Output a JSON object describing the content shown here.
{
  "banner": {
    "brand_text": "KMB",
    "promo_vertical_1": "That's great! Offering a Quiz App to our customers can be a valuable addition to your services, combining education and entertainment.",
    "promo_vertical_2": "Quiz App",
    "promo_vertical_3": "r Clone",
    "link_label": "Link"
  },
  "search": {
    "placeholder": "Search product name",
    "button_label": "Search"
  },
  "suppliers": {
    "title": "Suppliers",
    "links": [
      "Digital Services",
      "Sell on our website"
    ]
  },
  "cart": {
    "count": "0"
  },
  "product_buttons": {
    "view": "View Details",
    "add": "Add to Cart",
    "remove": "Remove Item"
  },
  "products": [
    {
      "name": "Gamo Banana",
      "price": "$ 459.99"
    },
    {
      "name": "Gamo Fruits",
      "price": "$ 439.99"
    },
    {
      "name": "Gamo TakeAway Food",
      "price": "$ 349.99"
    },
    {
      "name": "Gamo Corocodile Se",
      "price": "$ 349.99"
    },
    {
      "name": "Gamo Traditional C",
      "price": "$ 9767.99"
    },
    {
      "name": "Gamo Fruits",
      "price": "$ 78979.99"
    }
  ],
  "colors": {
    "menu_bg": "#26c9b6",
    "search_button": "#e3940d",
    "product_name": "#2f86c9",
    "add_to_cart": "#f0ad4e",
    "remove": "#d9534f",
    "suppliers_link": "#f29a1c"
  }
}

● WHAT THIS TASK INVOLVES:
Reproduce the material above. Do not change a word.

● REPLY TO THE TASK:
Output a JSON object describing the content shown here.
{
  "banner": {
    "brand_text": "KMB",
    "promo_vertical_1": "That's great! Offering a Quiz App to our customers can be a valuable addition to your services, combining education and entertainment.",
    "promo_vertical_2": "Quiz App",
    "promo_vertical_3": "r Clone",
    "link_label": "Link"
  },
  "search": {
    "placeholder": "Search product name",
    "button_label": "Search"
  },
  "suppliers": {
    "title": "Suppliers",
    "links": [
      "Digital Services",
      "Sell on our website"
    ]
  },
  "cart": {
    "count": "0"
  },
  "product_buttons": {
    "view": "View Details",
    "add": "Add to Cart",
    "remove": "Remove Item"
  },
  "products": [
    {
      "name": "Gamo Banana",
      "price": "$ 459.99"
    },
    {
      "name": "Gamo Fruits",
      "price": "$ 439.99"
    },
    {
      "name": "Gamo TakeAway Food",
      "price": "$ 349.99"
    },
    {
      "name": "Gamo Corocodile Se",
      "price": "$ 349.99"
    },
    {
      "name": "Gamo Traditional C",
      "price": "$ 9767.99"
    },
    {
      "name": "Gamo Fruits",
      "price": "$ 78979.99"
    }
  ],
  "colors": {
    "menu_bg": "#26c9b6",
    "search_button": "#e3940d",
    "product_name": "#2f86c9",
    "add_to_cart": "#f0ad4e",
    "remove": "#d9534f",
    "suppliers_link": "#f29a1c"
  }
}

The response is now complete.